|Common Name||Since this is your root certificate, call it something like:||Company_Name Certificate Authority|
|Email Address||The email address for the CA (who to contact)||firstname.lastname@example.org|
See your browser's help for how to do this. For IE, go to Tools, Options, Content tab, Certificates, Import and follow the steps. Note that we called our root certificate cacert.pem. Rename this file to cacert.crt as it is an X.509 certificate. To make it easy for people to install your root certificate, cacert.crt, place it on your web site with a URL to it. When they click on it in most modern browsers, they can choose to "Open" or "Install" and it will walk them through the install steps.
Note for Mozilla and Firefox/Thuderbird users: Mozilla apps do not use MS Windows' certificate storage. If you use Mozilla, you only need to install the certificate in the browser and it will be available to the email client.

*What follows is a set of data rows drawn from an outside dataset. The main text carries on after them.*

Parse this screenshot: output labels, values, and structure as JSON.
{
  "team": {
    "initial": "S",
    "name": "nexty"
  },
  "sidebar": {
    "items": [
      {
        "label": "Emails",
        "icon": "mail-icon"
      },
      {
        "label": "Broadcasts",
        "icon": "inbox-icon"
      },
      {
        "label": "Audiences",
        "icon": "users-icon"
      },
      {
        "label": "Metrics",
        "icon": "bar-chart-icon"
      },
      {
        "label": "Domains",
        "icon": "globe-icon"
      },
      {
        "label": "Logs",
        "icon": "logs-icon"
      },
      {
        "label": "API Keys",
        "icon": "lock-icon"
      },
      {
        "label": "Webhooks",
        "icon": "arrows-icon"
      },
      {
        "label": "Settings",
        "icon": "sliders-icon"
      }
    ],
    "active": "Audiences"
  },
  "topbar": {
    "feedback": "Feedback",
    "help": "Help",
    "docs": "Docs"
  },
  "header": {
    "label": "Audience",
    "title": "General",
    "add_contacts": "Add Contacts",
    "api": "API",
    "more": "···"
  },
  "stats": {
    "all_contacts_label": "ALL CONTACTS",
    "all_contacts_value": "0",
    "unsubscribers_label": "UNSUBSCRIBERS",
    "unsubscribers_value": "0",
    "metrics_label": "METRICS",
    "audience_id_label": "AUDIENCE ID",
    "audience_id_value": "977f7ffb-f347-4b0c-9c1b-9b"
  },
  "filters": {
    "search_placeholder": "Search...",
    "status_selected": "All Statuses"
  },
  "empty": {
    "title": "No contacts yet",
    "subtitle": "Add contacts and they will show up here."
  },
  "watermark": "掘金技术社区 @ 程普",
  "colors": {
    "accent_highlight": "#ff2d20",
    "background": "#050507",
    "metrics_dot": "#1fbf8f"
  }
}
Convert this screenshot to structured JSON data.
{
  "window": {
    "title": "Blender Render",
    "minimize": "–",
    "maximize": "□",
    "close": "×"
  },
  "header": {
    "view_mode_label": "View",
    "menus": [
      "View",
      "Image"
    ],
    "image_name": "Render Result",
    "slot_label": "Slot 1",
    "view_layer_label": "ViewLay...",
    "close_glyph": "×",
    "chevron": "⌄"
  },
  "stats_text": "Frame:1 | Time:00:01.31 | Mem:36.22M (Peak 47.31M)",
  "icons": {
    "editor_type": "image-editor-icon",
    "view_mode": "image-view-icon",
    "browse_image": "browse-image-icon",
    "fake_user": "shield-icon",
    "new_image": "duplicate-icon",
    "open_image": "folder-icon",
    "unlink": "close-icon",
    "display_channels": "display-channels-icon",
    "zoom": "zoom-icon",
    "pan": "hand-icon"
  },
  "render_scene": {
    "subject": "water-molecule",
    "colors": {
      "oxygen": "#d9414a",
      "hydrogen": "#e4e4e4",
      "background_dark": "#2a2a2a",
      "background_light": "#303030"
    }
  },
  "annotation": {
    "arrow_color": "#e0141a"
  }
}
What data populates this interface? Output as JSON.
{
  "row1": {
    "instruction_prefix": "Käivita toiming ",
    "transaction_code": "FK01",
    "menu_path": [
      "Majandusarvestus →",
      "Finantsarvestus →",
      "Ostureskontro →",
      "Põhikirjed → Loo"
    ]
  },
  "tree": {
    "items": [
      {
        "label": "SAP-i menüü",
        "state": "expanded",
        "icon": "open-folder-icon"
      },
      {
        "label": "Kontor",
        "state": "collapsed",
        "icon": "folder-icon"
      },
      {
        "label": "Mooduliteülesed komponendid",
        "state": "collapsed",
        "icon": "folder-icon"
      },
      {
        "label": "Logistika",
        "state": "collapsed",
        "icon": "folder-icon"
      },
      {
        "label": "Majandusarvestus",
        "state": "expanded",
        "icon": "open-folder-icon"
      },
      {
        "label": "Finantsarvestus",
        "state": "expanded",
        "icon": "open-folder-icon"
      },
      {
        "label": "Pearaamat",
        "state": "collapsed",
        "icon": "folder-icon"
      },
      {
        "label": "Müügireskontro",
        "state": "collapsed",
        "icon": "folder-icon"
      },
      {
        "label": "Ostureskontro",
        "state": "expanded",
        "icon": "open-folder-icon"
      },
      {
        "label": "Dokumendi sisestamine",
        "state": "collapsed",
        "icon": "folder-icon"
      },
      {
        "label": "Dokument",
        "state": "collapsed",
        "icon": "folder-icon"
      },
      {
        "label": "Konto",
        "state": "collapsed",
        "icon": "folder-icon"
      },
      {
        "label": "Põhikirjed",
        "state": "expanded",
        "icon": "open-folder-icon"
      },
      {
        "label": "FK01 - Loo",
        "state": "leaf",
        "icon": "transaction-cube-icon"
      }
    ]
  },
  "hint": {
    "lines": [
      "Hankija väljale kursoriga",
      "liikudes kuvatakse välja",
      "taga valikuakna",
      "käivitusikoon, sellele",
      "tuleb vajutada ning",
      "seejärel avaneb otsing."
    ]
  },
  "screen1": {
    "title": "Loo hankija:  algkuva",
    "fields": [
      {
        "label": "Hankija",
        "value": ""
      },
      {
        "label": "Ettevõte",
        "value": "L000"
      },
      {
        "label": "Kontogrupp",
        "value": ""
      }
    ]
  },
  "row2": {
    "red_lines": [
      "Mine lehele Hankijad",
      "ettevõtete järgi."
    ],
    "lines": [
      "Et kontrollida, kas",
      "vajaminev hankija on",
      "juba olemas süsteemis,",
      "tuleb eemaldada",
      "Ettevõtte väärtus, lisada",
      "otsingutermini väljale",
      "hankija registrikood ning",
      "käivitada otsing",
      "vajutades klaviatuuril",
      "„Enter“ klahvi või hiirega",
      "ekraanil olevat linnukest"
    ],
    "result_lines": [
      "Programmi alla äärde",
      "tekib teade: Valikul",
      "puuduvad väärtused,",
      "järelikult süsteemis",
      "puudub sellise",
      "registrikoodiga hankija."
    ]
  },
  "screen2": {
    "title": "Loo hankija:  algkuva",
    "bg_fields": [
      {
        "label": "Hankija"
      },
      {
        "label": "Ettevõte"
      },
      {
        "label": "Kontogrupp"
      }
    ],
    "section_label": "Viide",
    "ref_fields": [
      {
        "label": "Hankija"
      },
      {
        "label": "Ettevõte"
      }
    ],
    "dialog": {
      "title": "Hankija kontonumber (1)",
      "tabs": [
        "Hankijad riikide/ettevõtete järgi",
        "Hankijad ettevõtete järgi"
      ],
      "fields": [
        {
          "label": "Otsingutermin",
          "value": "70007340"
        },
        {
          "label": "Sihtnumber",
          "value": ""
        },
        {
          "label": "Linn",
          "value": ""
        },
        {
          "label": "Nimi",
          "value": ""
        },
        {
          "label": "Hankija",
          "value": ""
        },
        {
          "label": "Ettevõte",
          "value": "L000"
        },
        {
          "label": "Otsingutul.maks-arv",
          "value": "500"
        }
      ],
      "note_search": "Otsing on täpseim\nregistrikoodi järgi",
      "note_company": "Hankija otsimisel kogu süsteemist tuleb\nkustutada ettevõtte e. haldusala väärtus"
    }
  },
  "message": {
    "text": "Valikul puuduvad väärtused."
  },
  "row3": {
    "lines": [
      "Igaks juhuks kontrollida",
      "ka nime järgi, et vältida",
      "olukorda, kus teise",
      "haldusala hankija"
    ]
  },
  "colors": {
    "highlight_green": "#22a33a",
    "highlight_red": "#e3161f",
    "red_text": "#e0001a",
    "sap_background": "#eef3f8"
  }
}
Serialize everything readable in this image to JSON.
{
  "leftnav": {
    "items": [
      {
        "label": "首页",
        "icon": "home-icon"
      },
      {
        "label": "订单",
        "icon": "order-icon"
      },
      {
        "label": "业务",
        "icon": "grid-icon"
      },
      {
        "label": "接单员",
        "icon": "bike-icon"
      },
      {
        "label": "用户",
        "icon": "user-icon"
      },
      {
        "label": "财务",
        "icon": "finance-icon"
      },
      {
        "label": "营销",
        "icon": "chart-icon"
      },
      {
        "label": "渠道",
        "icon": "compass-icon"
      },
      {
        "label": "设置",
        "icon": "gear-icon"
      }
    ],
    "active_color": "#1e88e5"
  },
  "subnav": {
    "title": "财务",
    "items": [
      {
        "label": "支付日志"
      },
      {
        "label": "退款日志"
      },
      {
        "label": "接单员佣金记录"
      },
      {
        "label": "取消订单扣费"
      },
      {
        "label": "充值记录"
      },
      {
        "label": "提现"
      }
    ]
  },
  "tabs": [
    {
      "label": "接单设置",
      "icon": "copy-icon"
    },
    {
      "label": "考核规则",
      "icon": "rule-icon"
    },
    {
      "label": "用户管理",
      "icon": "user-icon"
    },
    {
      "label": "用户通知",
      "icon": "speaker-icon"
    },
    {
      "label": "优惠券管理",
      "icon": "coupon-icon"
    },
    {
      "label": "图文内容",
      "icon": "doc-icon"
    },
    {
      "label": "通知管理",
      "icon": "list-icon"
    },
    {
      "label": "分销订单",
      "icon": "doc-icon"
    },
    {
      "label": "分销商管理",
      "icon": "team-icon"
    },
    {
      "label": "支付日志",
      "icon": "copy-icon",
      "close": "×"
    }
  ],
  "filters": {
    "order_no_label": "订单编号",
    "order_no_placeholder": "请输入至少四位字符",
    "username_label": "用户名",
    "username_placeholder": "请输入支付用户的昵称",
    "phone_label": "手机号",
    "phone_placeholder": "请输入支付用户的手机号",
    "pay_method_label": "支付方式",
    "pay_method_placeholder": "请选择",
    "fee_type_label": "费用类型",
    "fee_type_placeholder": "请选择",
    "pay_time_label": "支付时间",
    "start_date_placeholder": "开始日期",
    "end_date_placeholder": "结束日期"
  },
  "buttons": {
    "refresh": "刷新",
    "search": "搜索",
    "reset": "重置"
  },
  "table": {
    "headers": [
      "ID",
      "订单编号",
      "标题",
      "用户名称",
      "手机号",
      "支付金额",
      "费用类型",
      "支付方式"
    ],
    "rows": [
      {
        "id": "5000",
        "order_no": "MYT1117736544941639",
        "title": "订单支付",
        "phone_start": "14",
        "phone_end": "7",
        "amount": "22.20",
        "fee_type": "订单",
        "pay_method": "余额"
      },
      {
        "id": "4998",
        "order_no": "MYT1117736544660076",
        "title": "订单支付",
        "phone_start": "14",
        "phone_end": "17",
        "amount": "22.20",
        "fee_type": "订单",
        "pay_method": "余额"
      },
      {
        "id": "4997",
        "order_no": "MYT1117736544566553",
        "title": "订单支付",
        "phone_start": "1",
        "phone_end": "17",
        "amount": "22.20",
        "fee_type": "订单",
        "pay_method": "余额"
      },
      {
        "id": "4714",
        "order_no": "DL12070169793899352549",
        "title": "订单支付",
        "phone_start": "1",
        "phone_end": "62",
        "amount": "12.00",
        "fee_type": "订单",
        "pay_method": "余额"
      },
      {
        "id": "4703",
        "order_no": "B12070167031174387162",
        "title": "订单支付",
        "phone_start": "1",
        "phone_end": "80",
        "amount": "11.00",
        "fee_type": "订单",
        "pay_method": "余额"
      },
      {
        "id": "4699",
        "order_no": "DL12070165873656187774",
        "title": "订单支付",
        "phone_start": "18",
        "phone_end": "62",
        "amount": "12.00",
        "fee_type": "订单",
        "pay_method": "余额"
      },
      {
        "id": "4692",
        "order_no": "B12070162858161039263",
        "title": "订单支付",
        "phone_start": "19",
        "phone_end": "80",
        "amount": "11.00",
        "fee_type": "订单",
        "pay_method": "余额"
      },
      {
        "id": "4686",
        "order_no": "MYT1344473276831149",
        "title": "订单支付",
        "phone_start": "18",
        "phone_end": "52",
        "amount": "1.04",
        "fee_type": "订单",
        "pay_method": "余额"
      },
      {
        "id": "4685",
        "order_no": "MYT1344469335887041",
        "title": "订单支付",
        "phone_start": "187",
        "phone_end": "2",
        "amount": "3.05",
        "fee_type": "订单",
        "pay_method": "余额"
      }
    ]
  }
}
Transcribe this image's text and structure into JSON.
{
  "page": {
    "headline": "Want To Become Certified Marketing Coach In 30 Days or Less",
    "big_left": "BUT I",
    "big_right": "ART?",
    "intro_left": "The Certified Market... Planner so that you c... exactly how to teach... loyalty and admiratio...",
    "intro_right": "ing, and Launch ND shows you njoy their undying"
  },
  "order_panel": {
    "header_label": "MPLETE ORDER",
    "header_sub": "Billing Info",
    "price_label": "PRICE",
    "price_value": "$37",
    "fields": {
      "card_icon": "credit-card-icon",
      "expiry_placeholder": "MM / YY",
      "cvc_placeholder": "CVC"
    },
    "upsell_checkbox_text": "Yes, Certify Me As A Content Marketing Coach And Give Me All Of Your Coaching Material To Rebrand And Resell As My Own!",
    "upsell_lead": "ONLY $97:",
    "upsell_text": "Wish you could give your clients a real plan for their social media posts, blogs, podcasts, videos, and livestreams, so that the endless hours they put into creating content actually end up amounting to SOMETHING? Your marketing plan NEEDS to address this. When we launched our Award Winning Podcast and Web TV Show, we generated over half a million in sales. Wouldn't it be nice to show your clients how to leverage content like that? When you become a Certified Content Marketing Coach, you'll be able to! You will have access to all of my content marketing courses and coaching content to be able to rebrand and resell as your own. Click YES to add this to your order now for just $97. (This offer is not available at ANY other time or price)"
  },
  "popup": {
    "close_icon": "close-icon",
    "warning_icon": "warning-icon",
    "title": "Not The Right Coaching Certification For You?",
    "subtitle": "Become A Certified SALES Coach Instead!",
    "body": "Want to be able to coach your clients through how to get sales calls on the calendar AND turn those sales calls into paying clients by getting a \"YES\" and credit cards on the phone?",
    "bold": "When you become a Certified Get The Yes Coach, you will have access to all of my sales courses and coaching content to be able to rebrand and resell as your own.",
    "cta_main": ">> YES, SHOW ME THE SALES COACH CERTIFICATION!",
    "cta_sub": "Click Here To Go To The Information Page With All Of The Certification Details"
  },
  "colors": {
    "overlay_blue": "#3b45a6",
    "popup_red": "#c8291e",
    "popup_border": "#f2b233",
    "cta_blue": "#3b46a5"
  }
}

If you use Firefox and Thunderbird, or just one of the two, you will need to manually import the certificate with Thunderbird. To do this, right-click the link to the certificate and choose "Save As...". Then in "Manage Certificates", access is via "Advanced" in newer versions, click the Import button.
Read up on revocation lists and how to use them. One day need to revoke the root certificate, or any other certificates, and issue a new one.
The root certificate created per the example only good for 365 days. When it expires people receive a warning message. Don't forget to remake the certificate each year, or create it for more than 1 year.
Don't forget your password for the root certificate, but do not let it fall into the wrong hands.
Now you are ready to create certificates. Here are my pages covering various applications of certificates and how to make those certificates: